::: Supplied material :::

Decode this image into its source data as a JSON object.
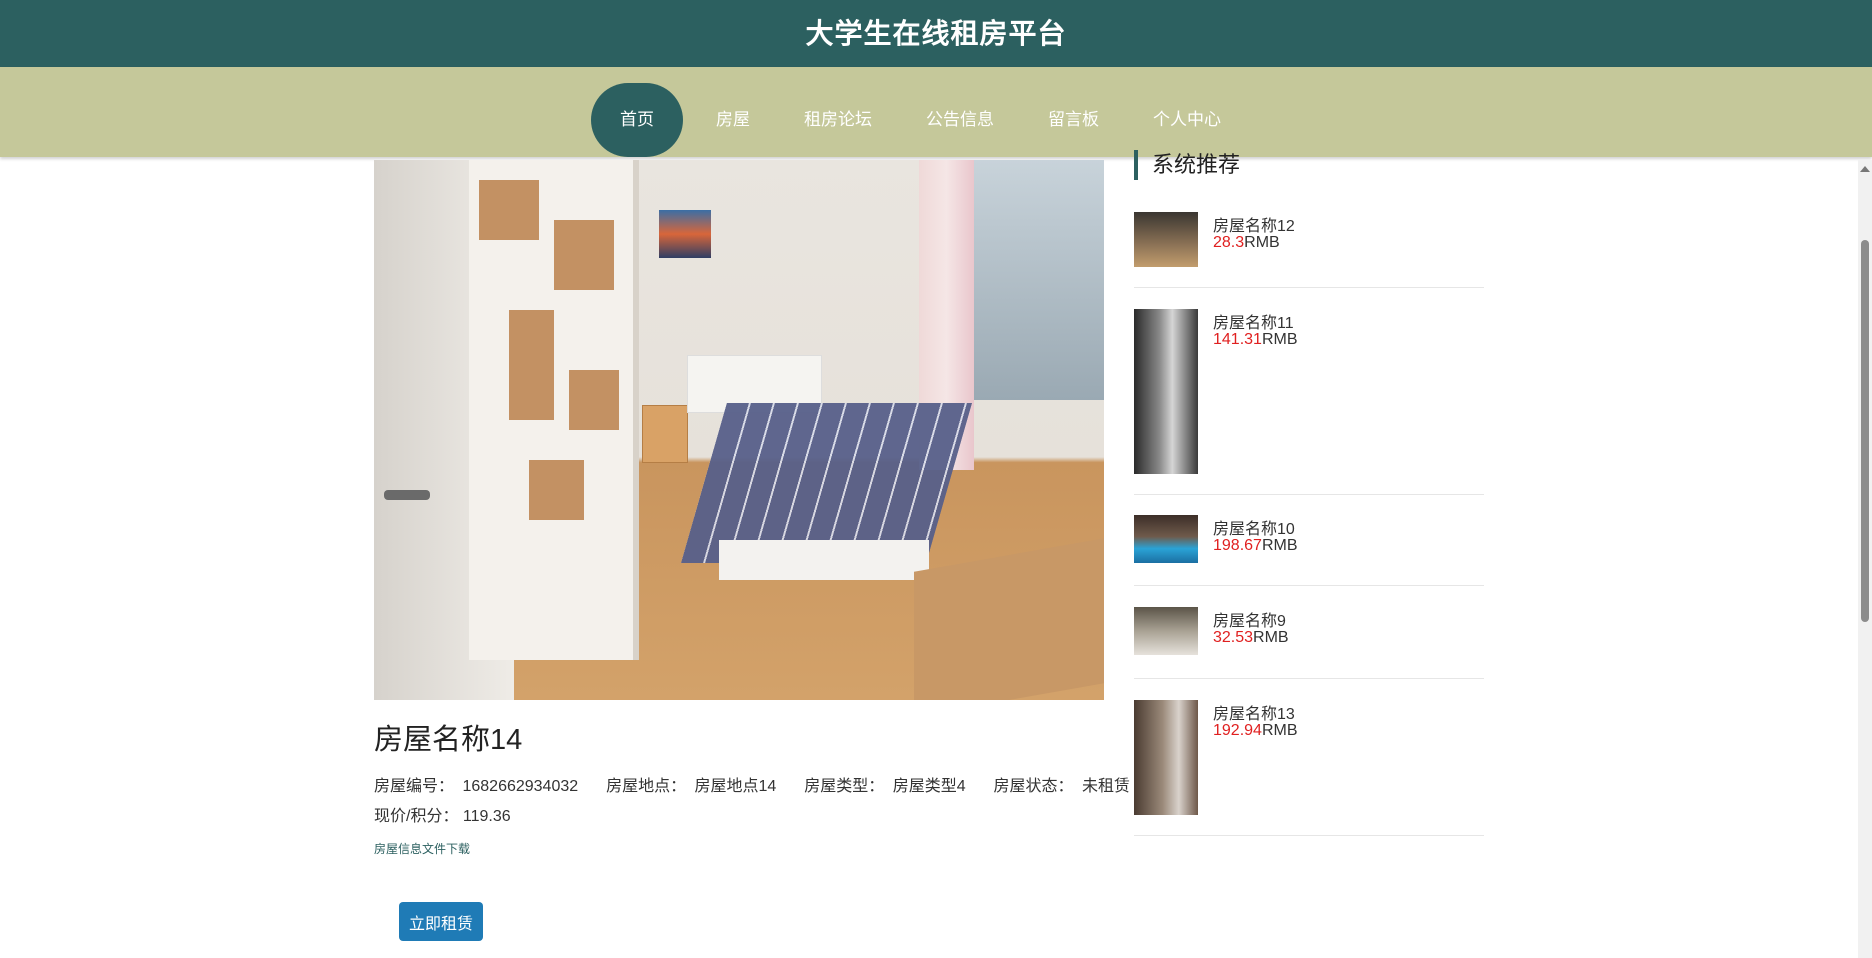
{
  "header": {
    "site_title": "大学生在线租房平台"
  },
  "nav": {
    "items": [
      {
        "label": "首页",
        "active": true
      },
      {
        "label": "房屋",
        "active": false
      },
      {
        "label": "租房论坛",
        "active": false
      },
      {
        "label": "公告信息",
        "active": false
      },
      {
        "label": "留言板",
        "active": false
      },
      {
        "label": "个人中心",
        "active": false
      }
    ]
  },
  "house": {
    "name": "房屋名称14",
    "fields": [
      {
        "label": "房屋编号：",
        "value": "1682662934032"
      },
      {
        "label": "房屋地点：",
        "value": "房屋地点14"
      },
      {
        "label": "房屋类型：",
        "value": "房屋类型4"
      },
      {
        "label": "房屋状态：",
        "value": "未租赁"
      }
    ],
    "price_label": "现价/积分：",
    "price_value": "119.36",
    "download_link": "房屋信息文件下载",
    "rent_button": "立即租赁"
  },
  "sidebar": {
    "title": "系统推荐",
    "items": [
      {
        "name": "房屋名称12",
        "price": "28.3",
        "unit": "RMB"
      },
      {
        "name": "房屋名称11",
        "price": "141.31",
        "unit": "RMB"
      },
      {
        "name": "房屋名称10",
        "price": "198.67",
        "unit": "RMB"
      },
      {
        "name": "房屋名称9",
        "price": "32.53",
        "unit": "RMB"
      },
      {
        "name": "房屋名称13",
        "price": "192.94",
        "unit": "RMB"
      }
    ]
  },
  "colors": {
    "header_bg": "#2c6060",
    "nav_bg": "#c5c89a",
    "price_red": "#e02020",
    "button_blue": "#1f7bb6"
  }
}
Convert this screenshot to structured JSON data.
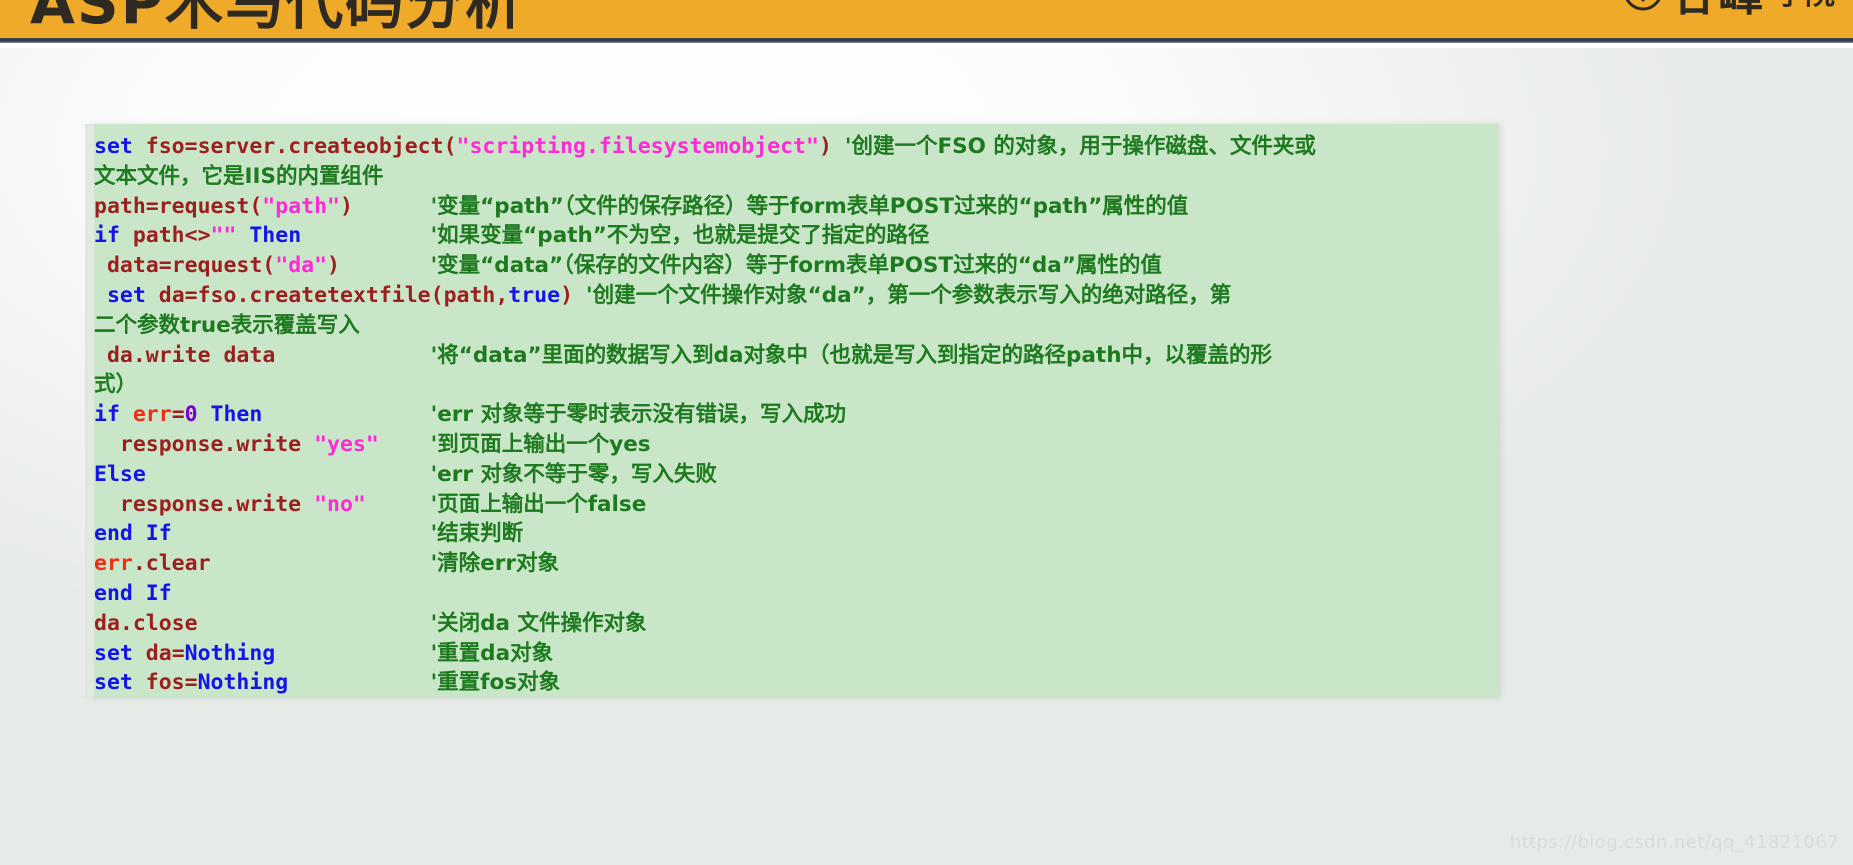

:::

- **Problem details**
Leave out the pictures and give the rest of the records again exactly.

- **Exercise solution**
Decode this image into its source data as a JSON object.
{
  "header": {
    "site_title": "大学生在线租房平台"
  },
  "nav": {
    "items": [
      {
        "label": "首页",
        "active": true
      },
      {
        "label": "房屋",
        "active": false
      },
      {
        "label": "租房论坛",
        "active": false
      },
      {
        "label": "公告信息",
        "active": false
      },
      {
        "label": "留言板",
        "active": false
      },
      {
        "label": "个人中心",
        "active": false
      }
    ]
  },
  "house": {
    "name": "房屋名称14",
    "fields": [
      {
        "label": "房屋编号：",
        "value": "1682662934032"
      },
      {
        "label": "房屋地点：",
        "value": "房屋地点14"
      },
      {
        "label": "房屋类型：",
        "value": "房屋类型4"
      },
      {
        "label": "房屋状态：",
        "value": "未租赁"
      }
    ],
    "price_label": "现价/积分：",
    "price_value": "119.36",
    "download_link": "房屋信息文件下载",
    "rent_button": "立即租赁"
  },
  "sidebar": {
    "title": "系统推荐",
    "items": [
      {
        "name": "房屋名称12",
        "price": "28.3",
        "unit": "RMB"
      },
      {
        "name": "房屋名称11",
        "price": "141.31",
        "unit": "RMB"
      },
      {
        "name": "房屋名称10",
        "price": "198.67",
        "unit": "RMB"
      },
      {
        "name": "房屋名称9",
        "price": "32.53",
        "unit": "RMB"
      },
      {
        "name": "房屋名称13",
        "price": "192.94",
        "unit": "RMB"
      }
    ]
  },
  "colors": {
    "header_bg": "#2c6060",
    "nav_bg": "#c5c89a",
    "price_red": "#e02020",
    "button_blue": "#1f7bb6"
  }
}
Convert this screenshot to structured JSON data.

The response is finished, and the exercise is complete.